▸ About this exercise:
Pictures don't belong in the copy; print all the records exactly.

(Page and application data records)
....
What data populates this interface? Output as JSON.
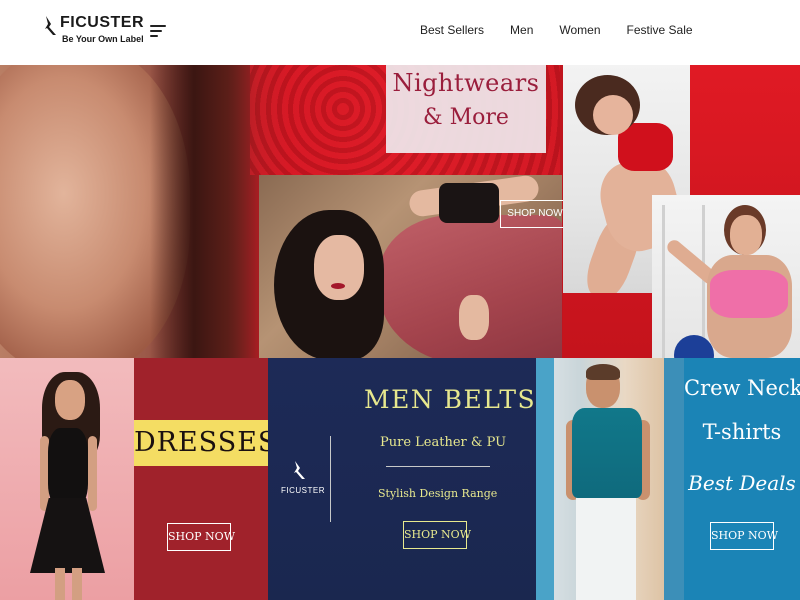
{
  "header": {
    "logo": {
      "name": "FICUSTER",
      "tagline": "Be Your Own Label"
    },
    "menu_icon": "hamburger-menu-icon",
    "nav": [
      {
        "label": "Best Sellers"
      },
      {
        "label": "Men"
      },
      {
        "label": "Women"
      },
      {
        "label": "Festive Sale"
      }
    ]
  },
  "hero": {
    "title_line1": "Nightwears",
    "title_line2": "& More",
    "shop_label": "SHOP NOW"
  },
  "tiles": {
    "dresses": {
      "title": "DRESSES",
      "shop_label": "SHOP NOW"
    },
    "belts": {
      "logo": "FICUSTER",
      "title": "MEN BELTS",
      "subtitle": "Pure Leather & PU",
      "tagline": "Stylish Design Range",
      "shop_label": "SHOP NOW"
    },
    "crew": {
      "line1": "Crew Neck",
      "line2": "T-shirts",
      "line3": "Best Deals",
      "shop_label": "SHOP NOW"
    }
  },
  "colors": {
    "hero_red": "#d81c26",
    "nightwear_text": "#9a1e3c",
    "dresses_bg": "#a0222b",
    "dresses_band": "#f4dd63",
    "belts_bg": "#1d2a57",
    "belts_text": "#e7e88e",
    "crew_bg": "#1b84b6"
  }
}
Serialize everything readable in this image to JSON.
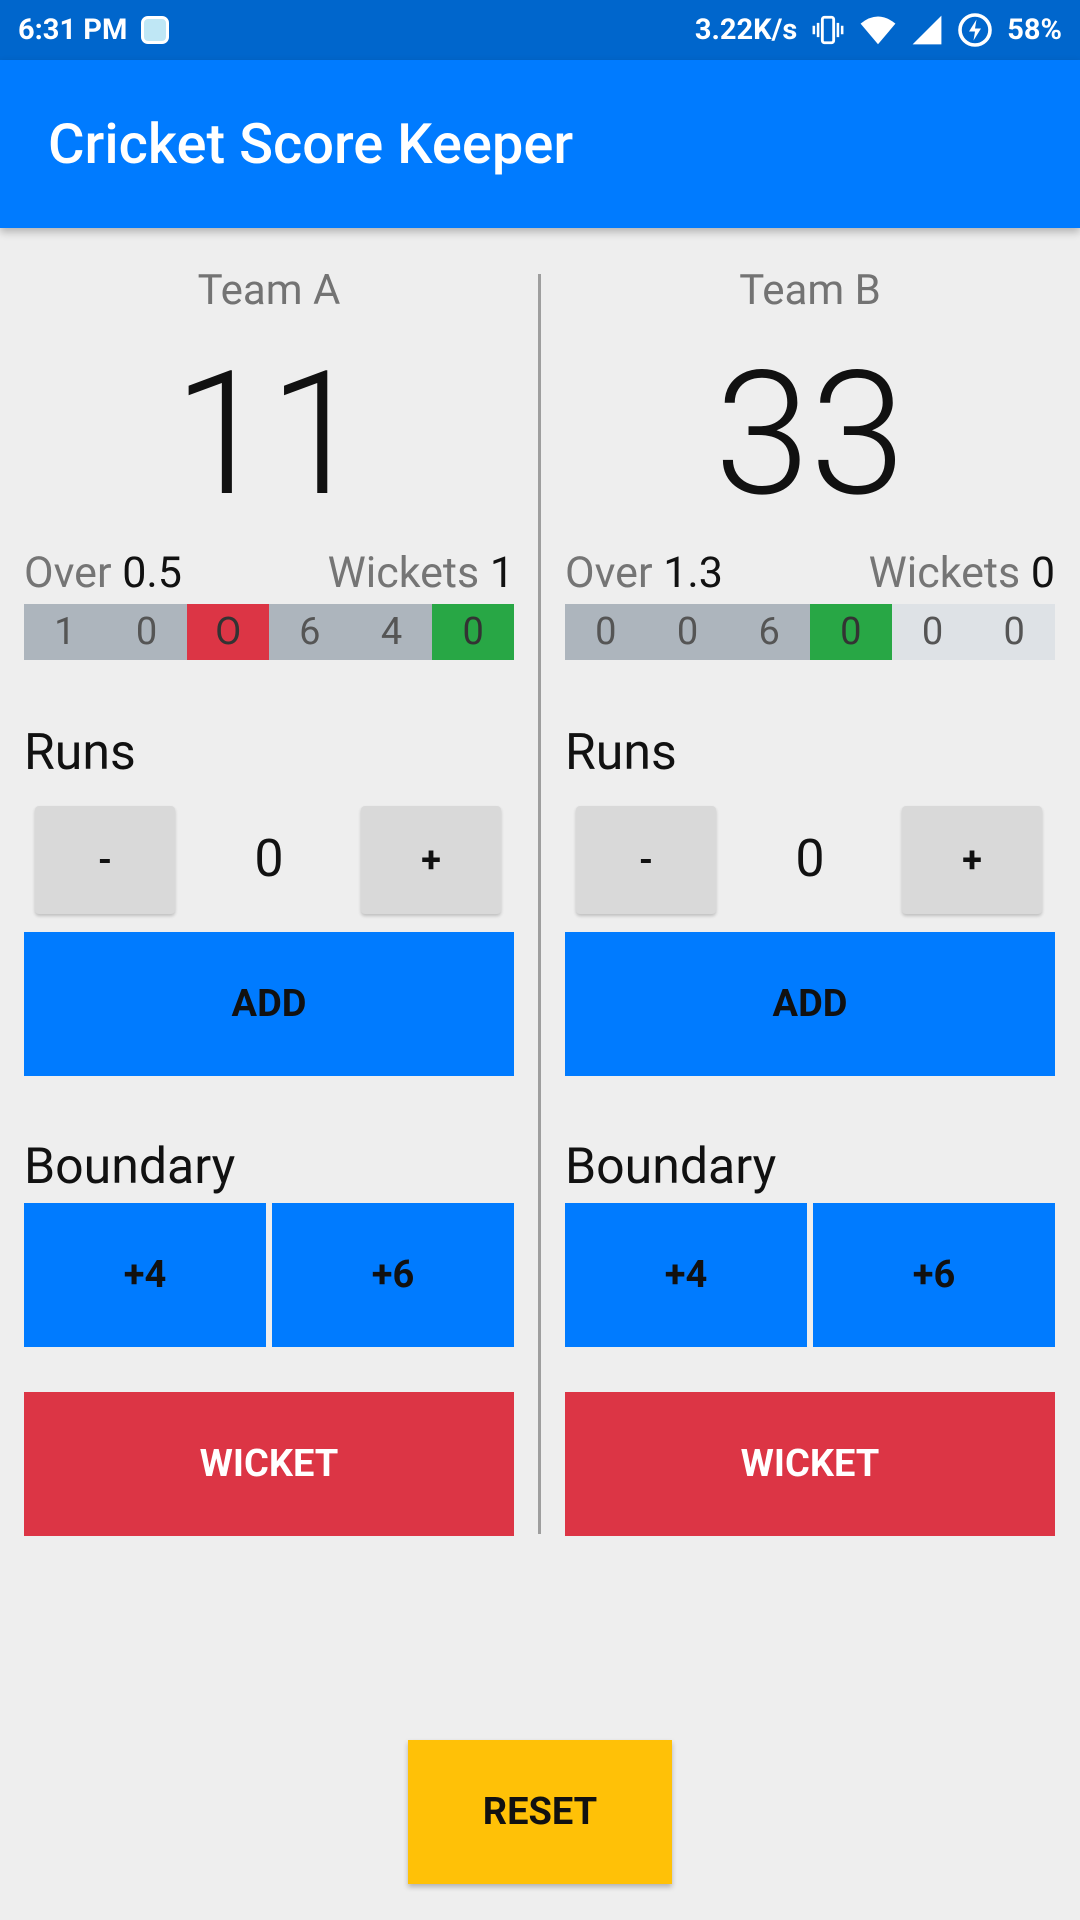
{
  "status_bar": {
    "time": "6:31 PM",
    "net_speed": "3.22K/s",
    "battery": "58%",
    "icons": [
      "app-notification-icon",
      "vibrate-icon",
      "wifi-icon",
      "signal-icon",
      "battery-charging-icon"
    ]
  },
  "app": {
    "title": "Cricket Score Keeper"
  },
  "colors": {
    "primary": "#007bff",
    "status_bar": "#0066cc",
    "danger": "#dc3545",
    "success": "#28a745",
    "warning": "#ffc107",
    "ball_gray": "#adb5bd",
    "ball_light": "#dee2e6"
  },
  "teams": [
    {
      "name": "Team A",
      "score": "11",
      "over_label": "Over",
      "over_value": "0.5",
      "wickets_label": "Wickets",
      "wickets_value": "1",
      "balls": [
        {
          "v": "1",
          "style": "gray"
        },
        {
          "v": "0",
          "style": "gray"
        },
        {
          "v": "O",
          "style": "red"
        },
        {
          "v": "6",
          "style": "gray"
        },
        {
          "v": "4",
          "style": "gray"
        },
        {
          "v": "0",
          "style": "green"
        }
      ],
      "runs_label": "Runs",
      "minus_label": "-",
      "run_value": "0",
      "plus_label": "+",
      "add_label": "ADD",
      "boundary_label": "Boundary",
      "four_label": "+4",
      "six_label": "+6",
      "wicket_label": "WICKET"
    },
    {
      "name": "Team B",
      "score": "33",
      "over_label": "Over",
      "over_value": "1.3",
      "wickets_label": "Wickets",
      "wickets_value": "0",
      "balls": [
        {
          "v": "0",
          "style": "gray"
        },
        {
          "v": "0",
          "style": "gray"
        },
        {
          "v": "6",
          "style": "gray"
        },
        {
          "v": "0",
          "style": "green"
        },
        {
          "v": "0",
          "style": "light"
        },
        {
          "v": "0",
          "style": "light"
        }
      ],
      "runs_label": "Runs",
      "minus_label": "-",
      "run_value": "0",
      "plus_label": "+",
      "add_label": "ADD",
      "boundary_label": "Boundary",
      "four_label": "+4",
      "six_label": "+6",
      "wicket_label": "WICKET"
    }
  ],
  "reset_label": "RESET"
}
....
▸ The answer:
What data populates this interface? Output as JSON.
{
  "header": {
    "logo": {
      "name": "FICUSTER",
      "tagline": "Be Your Own Label"
    },
    "menu_icon": "hamburger-menu-icon",
    "nav": [
      {
        "label": "Best Sellers"
      },
      {
        "label": "Men"
      },
      {
        "label": "Women"
      },
      {
        "label": "Festive Sale"
      }
    ]
  },
  "hero": {
    "title_line1": "Nightwears",
    "title_line2": "& More",
    "shop_label": "SHOP NOW"
  },
  "tiles": {
    "dresses": {
      "title": "DRESSES",
      "shop_label": "SHOP NOW"
    },
    "belts": {
      "logo": "FICUSTER",
      "title": "MEN BELTS",
      "subtitle": "Pure Leather & PU",
      "tagline": "Stylish Design Range",
      "shop_label": "SHOP NOW"
    },
    "crew": {
      "line1": "Crew Neck",
      "line2": "T-shirts",
      "line3": "Best Deals",
      "shop_label": "SHOP NOW"
    }
  },
  "colors": {
    "hero_red": "#d81c26",
    "nightwear_text": "#9a1e3c",
    "dresses_bg": "#a0222b",
    "dresses_band": "#f4dd63",
    "belts_bg": "#1d2a57",
    "belts_text": "#e7e88e",
    "crew_bg": "#1b84b6"
  }
}
Serialize everything readable in this image to JSON.
{
  "status_bar": {
    "time": "6:31 PM",
    "net_speed": "3.22K/s",
    "battery": "58%",
    "icons": [
      "app-notification-icon",
      "vibrate-icon",
      "wifi-icon",
      "signal-icon",
      "battery-charging-icon"
    ]
  },
  "app": {
    "title": "Cricket Score Keeper"
  },
  "colors": {
    "primary": "#007bff",
    "status_bar": "#0066cc",
    "danger": "#dc3545",
    "success": "#28a745",
    "warning": "#ffc107",
    "ball_gray": "#adb5bd",
    "ball_light": "#dee2e6"
  },
  "teams": [
    {
      "name": "Team A",
      "score": "11",
      "over_label": "Over",
      "over_value": "0.5",
      "wickets_label": "Wickets",
      "wickets_value": "1",
      "balls": [
        {
          "v": "1",
          "style": "gray"
        },
        {
          "v": "0",
          "style": "gray"
        },
        {
          "v": "O",
          "style": "red"
        },
        {
          "v": "6",
          "style": "gray"
        },
        {
          "v": "4",
          "style": "gray"
        },
        {
          "v": "0",
          "style": "green"
        }
      ],
      "runs_label": "Runs",
      "minus_label": "-",
      "run_value": "0",
      "plus_label": "+",
      "add_label": "ADD",
      "boundary_label": "Boundary",
      "four_label": "+4",
      "six_label": "+6",
      "wicket_label": "WICKET"
    },
    {
      "name": "Team B",
      "score": "33",
      "over_label": "Over",
      "over_value": "1.3",
      "wickets_label": "Wickets",
      "wickets_value": "0",
      "balls": [
        {
          "v": "0",
          "style": "gray"
        },
        {
          "v": "0",
          "style": "gray"
        },
        {
          "v": "6",
          "style": "gray"
        },
        {
          "v": "0",
          "style": "green"
        },
        {
          "v": "0",
          "style": "light"
        },
        {
          "v": "0",
          "style": "light"
        }
      ],
      "runs_label": "Runs",
      "minus_label": "-",
      "run_value": "0",
      "plus_label": "+",
      "add_label": "ADD",
      "boundary_label": "Boundary",
      "four_label": "+4",
      "six_label": "+6",
      "wicket_label": "WICKET"
    }
  ],
  "reset_label": "RESET"
}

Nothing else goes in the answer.